If you haven’t yet heard, the mid year update to AuroraHDR just dropped. Version 1.2.0. What’s it about? Two things really, performance and performance.
If you have no idea what AuroraHDR is, I’ve tossed in a few sample photos I took last night from my bike ride around town. I shot these with the Fujifilm X-T2, Fujinon 14mm and 7Artisans 35mm f1.2. Processed with AuroraHDR + Luminar + Lightroom. This will give you a general idea of some of the looks you can achieve using this combination of software.
With cheap manual lenses from China and Korea growing in popularity, many people are wonder if they are worth it, or which to buy.
In this test, I compare the 7Artisans 55mm f1.4 to the KamLan 50mm f1.1. I also threw in a more expensive lens, the Rokinon 50mm f1.2, and the even more expensive Fujinon 56mm f1.2 as a control. Since Fujifilm is legend when it comes to lens design, it will be interesting to see how they compare.
I took a break from this blog but now I’m back.
This wasn’t by choice, but because I was working my day job while packing to move to Japan . . . Yep, I’ll be in Japan for a while.
Here are a few photos and an explanation as to how and why it happened.
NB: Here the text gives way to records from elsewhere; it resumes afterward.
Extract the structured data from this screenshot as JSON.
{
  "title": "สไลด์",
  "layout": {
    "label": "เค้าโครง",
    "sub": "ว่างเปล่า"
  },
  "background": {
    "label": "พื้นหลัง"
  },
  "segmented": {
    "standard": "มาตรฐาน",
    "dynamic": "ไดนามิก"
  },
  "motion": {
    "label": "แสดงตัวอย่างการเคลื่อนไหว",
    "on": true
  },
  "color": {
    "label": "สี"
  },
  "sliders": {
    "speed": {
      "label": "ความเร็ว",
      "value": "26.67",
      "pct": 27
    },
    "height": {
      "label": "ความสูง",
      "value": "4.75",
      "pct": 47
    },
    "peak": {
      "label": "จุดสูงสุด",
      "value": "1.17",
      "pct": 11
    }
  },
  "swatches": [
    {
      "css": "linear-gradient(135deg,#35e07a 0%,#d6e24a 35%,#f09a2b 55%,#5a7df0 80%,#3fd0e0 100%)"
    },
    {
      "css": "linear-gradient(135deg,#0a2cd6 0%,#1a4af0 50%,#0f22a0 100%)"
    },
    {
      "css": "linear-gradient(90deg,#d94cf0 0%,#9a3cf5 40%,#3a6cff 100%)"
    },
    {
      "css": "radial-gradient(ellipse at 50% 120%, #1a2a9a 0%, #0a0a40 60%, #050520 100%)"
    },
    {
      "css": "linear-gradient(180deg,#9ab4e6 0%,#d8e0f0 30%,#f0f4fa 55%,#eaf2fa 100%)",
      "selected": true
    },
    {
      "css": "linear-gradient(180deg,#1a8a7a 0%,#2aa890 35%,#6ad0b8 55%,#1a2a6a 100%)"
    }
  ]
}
This year, Fujifilm has given us a new look called Eterna. Eterna is built for the videographer or cinematographer using Fujifilm cameras that wants a very flat, low saturation look that offers more flexibility for post color work.
With the new Fujifilm X-H1 and eventually after some firmware for the X-T2, we have the option to do both. F-log and a flat film profile called Eterna. Pretty cool, but as a photographer should you care?
The Mitakon Zhongyi Speedmaster 35mm f0.95 II is a relatively small but incredibly fast APS-C prime lens for mirrorless cameras.
It’s built of an all metal body with a declick aperture and an incredibly fast f0.95 aperture. The lens excels in low light conditions but also functions as a very beautiful art lens for incredible bokeh and shallow depth of field.
Performance is all around good for a lens this fast and it will perform well in most situations.
The Handevision 75mm f2.4 lens is a small lightweight manual lens designed for mirrorless camera systems including the Leica. The lens features 5 elements in 5 groups for incredible contrast and color rendering and a 6 blade rounded aperture for butter smooth bokeh at f2.4.
You might be wondering, who is Handevision? are Handevision lenses good? Is this Handevision IBERIT 75mm worth it?
Today I want to talk a little about this hidden little gem of a lens, the Handevision 75mm f2.4.
Full review coming soon, but since those take forever to build, compile and process, I wanted to share a little bit about why this lens is unique and why it’s totally worth it.
So the big question, since there are so many lenses out there for both Sony and Fujifilm, what’s the point of these Handevision lenses? What makes them special? Especially this 75mm f2.4?
Last week we took a ten-hour bus tour through Hokkaido during a crazy blizzard. I guessing it’s always a blizzard in Hokkaido during the winter months, especially Sapporo which is the second most snowiest place on earth. I lived in the Rockies for several years back when I was in high school and I’ve never seen it snow like it did for the week I was in Hokkaido. The snow was so thick you could sometimes only see twenty to thirty feet ahead of you.
The 7Artisans 35mm f2 is an all metal full frame lens with 10 aperture blades designed for mirrorless cameras.
When I first picked up the 7Artisans 35mm f2, I spent a few days shooting, walking maybe a total of probably 8-9 miles just shooting. After the first day before really reviewing the images, I just wasn’t really impressed and wanted to send it back. Then I got into Lightroom and man, I have to say, I’m liking it.
I’ve been so busy traveling, dealing with a crazy two-year old and posting technical stuff like updating the memory card speed tests of the Nikon D850 and the Canon G1X III, that I’ve hardly had time to focus on photography as an art.
In the next coming weeks, I’m going to try and focus a little more on doing little sets of photos on what I can get while I’m in Japan. It’s not easy traveling with a two-year old, especially when it’s 20 degrees outside and they catch a cold. Lesson learned.